"Meadow at Giverny" does not have an obvious focal point: no figure, structure, or natural feature attracts the viewer's attention. The high-keyed palette and, especially, the insistence on pattern further contribute to our sense of it as a decorative painting, in the best sense of the term -...
"Meadow at Giverny" does not have an obvious focal point: no figure, structure, or natural feature attracts the viewer's attention. The high-keyed palette and, especially, the insistence on pattern further contribute to our sense of it as a decorative painting, in the best sense of the term - as a work concerned, above all, with the very qualities of color and pattern. It is also a painting of loneliness. The only element that breaks from the pattern of horizontals is the tree in the background that frees itself from its neighbors. Were the tree a human figure, it could be described as displaying itself against the sky in a gesture of defiance or triumph. A tree is not a human being, of course, yet the temptation to read the one for the other is strong. This tree is isolated, mirroring the position of the viewer looking at this deserted, if colorful, meadow.
Lower right: Claude Monet
1898, purchased from the artist by Galerie Georges Petit, Bernheim-Jeune, and Montaignac, Paris (?). With Jos Hessel, Paris. By 1914, Alexandre Berthier, Prince de Wagram (d. 1918), Paris; April 14, 1914, sold by Berthier to Durand-Ruel, Paris, (stock no. 10519); November 11, 1915, transferred from Durand-Ruel, Paris, to Durand-Ruel, New York (stock no. 3897); March 20; 1916, sold by Durand-Ruel, New York, to Hannah Marcy Edwards (d. 1929), Boston; 1929, by inheritance to Grace M. Edwards (d. 1938), Boston; 1939, bequest of Hannah M. Edwards to the MFA [see note 1]. (Accession Date: October 11, 1939) NOTES:  Siblings Robert (d. 1924), Hannah (d. 1929), and Grace (d. 1938) Edwards were each collectors of art, who seemed to have had joint ownership of the objects in their possession. When Robert died, he bequeathed his collection to the MFA in memory of their mother, Juliana Cheney Edwards. In 1925, after his death, part of his collection was acquired by the Museum, and the remainder went to his sisters, with the understanding that the objects would ultimately be left to the MFA in the collection begun in memory of their mother.
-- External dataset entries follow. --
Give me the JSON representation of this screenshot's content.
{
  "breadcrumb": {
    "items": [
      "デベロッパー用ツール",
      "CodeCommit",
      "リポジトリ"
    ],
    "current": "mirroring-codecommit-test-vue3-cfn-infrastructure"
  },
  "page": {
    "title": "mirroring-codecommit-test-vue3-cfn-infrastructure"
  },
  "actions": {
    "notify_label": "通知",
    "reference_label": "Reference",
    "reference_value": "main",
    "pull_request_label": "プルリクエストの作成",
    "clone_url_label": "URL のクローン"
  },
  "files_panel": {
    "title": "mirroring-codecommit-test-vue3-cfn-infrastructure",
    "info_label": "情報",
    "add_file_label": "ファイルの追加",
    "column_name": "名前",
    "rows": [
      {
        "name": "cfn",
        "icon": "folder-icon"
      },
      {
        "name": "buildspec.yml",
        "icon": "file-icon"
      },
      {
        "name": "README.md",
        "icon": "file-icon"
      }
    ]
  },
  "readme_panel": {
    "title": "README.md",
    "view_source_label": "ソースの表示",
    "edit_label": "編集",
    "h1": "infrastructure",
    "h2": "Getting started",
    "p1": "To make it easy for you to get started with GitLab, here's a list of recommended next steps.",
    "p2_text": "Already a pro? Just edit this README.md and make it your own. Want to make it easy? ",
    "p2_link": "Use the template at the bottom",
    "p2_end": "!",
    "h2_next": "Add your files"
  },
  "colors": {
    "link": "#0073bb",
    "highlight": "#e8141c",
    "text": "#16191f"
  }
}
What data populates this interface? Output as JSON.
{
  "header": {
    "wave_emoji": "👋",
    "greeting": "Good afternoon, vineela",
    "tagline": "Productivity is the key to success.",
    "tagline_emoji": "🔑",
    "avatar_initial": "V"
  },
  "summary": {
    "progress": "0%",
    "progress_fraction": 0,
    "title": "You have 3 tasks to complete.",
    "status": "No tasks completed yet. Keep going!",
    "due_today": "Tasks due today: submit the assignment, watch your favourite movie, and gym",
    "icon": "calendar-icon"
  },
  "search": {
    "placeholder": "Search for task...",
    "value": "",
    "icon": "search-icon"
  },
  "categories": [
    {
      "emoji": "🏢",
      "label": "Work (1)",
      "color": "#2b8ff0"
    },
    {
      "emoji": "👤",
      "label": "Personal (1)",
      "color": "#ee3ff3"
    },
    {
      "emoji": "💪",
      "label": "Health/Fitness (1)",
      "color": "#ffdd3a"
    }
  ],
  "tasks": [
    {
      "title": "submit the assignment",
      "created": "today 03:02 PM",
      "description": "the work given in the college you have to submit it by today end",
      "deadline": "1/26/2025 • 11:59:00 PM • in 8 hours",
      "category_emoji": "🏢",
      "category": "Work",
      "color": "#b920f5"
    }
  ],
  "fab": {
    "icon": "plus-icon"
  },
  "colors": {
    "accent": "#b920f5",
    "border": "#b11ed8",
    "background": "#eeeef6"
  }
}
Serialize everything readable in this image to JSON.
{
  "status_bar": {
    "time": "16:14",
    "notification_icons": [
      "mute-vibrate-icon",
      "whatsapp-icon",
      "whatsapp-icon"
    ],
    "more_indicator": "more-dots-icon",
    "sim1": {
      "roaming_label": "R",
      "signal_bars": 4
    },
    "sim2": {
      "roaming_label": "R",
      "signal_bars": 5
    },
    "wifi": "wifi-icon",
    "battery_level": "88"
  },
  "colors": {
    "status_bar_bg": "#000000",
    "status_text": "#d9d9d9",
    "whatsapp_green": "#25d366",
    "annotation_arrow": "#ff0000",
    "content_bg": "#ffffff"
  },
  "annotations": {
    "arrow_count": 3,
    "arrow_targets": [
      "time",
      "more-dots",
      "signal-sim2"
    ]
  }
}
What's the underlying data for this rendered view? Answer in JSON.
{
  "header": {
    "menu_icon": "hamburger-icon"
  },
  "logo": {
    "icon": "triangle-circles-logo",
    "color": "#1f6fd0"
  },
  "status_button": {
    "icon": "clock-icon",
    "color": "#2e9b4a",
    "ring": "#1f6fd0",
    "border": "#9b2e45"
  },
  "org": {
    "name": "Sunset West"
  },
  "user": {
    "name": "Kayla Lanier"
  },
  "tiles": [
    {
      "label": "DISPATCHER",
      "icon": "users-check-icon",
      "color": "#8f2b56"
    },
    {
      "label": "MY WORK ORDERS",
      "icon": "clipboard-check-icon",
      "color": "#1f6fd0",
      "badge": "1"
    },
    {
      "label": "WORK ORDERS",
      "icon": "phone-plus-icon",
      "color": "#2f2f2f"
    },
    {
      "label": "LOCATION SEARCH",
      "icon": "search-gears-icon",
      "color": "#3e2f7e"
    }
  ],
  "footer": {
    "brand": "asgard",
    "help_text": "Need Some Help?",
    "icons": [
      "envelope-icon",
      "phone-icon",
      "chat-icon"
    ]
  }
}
The collections of Hannah and Grace were left to the MFA in 1939, following Grace's death. It is not always possible to determine exactly which paintings each sibling had owned.
Juliana Cheney Edwards Collection